Two Forests are scheduled to begin their Forest Plan revisions in the next couple years; the Salmon-Challis and the Caribou-Targhee.  Here on the Boise National Forest, we are working as a cooperating agency with the Army Corps of Engineers and Bureau of Reclamation on the Boise River Feasibility Study.  The purpose of the study is to evaluate options to increasing water retention capability while reducing the significant flood risk to Boise, Idaho and other communities along the Boise River.  The Idaho Water Resources Board is the non-federal sponsor for the $3 million dollar study. Potential measures include raising Arrowrock Dam up to approximately 70 feet in height which would inundate additional sections of the Middle and South Fork Boise River impacting roads, bridges, and recreation facilities within these drainages.  The road along the Middle Fork provides all year access to the community of Atlanta, Idaho could be impacted by this project and may need to be relocated.

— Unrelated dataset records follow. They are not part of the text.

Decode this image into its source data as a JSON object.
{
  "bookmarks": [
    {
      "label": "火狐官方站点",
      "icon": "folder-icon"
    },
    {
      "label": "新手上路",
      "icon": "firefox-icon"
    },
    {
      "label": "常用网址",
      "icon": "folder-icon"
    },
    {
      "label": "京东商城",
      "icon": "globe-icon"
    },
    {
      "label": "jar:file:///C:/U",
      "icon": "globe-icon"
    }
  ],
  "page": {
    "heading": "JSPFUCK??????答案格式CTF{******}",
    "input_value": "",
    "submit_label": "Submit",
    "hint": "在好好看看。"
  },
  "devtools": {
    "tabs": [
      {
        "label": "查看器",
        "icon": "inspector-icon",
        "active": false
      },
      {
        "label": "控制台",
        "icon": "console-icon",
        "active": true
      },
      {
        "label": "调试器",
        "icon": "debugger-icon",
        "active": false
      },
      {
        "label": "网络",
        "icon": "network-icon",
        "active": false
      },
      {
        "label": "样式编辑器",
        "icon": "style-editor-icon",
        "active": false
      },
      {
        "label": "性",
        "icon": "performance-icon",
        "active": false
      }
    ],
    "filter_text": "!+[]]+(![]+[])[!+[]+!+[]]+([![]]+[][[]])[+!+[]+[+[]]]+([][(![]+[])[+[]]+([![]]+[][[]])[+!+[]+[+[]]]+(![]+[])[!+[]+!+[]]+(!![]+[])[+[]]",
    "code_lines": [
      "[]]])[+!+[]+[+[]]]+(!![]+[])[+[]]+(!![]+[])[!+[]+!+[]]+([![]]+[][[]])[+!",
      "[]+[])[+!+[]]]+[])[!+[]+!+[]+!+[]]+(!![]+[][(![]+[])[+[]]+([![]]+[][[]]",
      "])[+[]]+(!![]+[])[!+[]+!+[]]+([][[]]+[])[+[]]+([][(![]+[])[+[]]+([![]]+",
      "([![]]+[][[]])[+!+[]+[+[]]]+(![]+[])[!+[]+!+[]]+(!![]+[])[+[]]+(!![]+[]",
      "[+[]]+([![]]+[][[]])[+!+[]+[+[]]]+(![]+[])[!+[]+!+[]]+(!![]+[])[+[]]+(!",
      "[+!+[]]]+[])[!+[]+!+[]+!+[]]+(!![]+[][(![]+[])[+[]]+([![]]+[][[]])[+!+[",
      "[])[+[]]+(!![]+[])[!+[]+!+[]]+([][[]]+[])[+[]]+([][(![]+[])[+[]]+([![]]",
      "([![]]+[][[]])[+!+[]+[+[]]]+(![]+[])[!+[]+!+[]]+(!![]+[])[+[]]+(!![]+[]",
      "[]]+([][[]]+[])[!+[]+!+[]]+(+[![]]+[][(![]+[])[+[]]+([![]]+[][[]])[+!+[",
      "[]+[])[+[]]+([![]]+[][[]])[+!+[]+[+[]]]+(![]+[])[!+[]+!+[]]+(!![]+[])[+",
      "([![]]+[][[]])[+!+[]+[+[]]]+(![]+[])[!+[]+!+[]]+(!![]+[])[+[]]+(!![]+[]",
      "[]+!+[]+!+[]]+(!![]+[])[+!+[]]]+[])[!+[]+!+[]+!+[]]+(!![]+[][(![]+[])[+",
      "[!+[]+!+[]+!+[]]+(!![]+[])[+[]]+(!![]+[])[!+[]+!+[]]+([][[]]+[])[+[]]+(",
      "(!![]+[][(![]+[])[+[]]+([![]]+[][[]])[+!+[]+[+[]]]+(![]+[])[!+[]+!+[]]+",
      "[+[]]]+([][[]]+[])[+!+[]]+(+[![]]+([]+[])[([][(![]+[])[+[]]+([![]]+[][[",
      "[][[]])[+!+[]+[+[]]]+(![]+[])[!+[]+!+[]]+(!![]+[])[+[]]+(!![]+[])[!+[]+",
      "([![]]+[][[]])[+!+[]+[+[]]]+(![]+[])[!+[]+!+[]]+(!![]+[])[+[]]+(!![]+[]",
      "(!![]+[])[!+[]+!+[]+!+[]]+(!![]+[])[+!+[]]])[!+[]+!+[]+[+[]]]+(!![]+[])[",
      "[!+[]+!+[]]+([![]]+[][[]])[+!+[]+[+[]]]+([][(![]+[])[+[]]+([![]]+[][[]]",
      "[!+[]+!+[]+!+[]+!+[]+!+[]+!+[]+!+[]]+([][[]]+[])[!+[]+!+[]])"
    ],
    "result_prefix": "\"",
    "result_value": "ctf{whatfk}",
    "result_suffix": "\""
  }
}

Jess Byrne, Idaho Department of Environmental Quality, reported:

As of July, DEQ has a new director – former Senator John Tippets from Bennington, Idaho.  Director Tippets’ background will be very helpful to DEQ particularly because of the heavy legislative agenda the agency has in the coming years, especially as it relates to the Idaho Pollutant Discharge Elimination System (IPDES) program that the state is currently developing in lieu of the federal program.

DEQ has a total of eight pieces of legislation that will be presented this upcoming session, two are more relevant to rural Idaho, one regarding allowing 30 year drinking water loans for non-disadvantaged communities and the other to allow the agency to charge fees for the underground storage tank program. Most of the other pieces of legislation related to the IPDES program.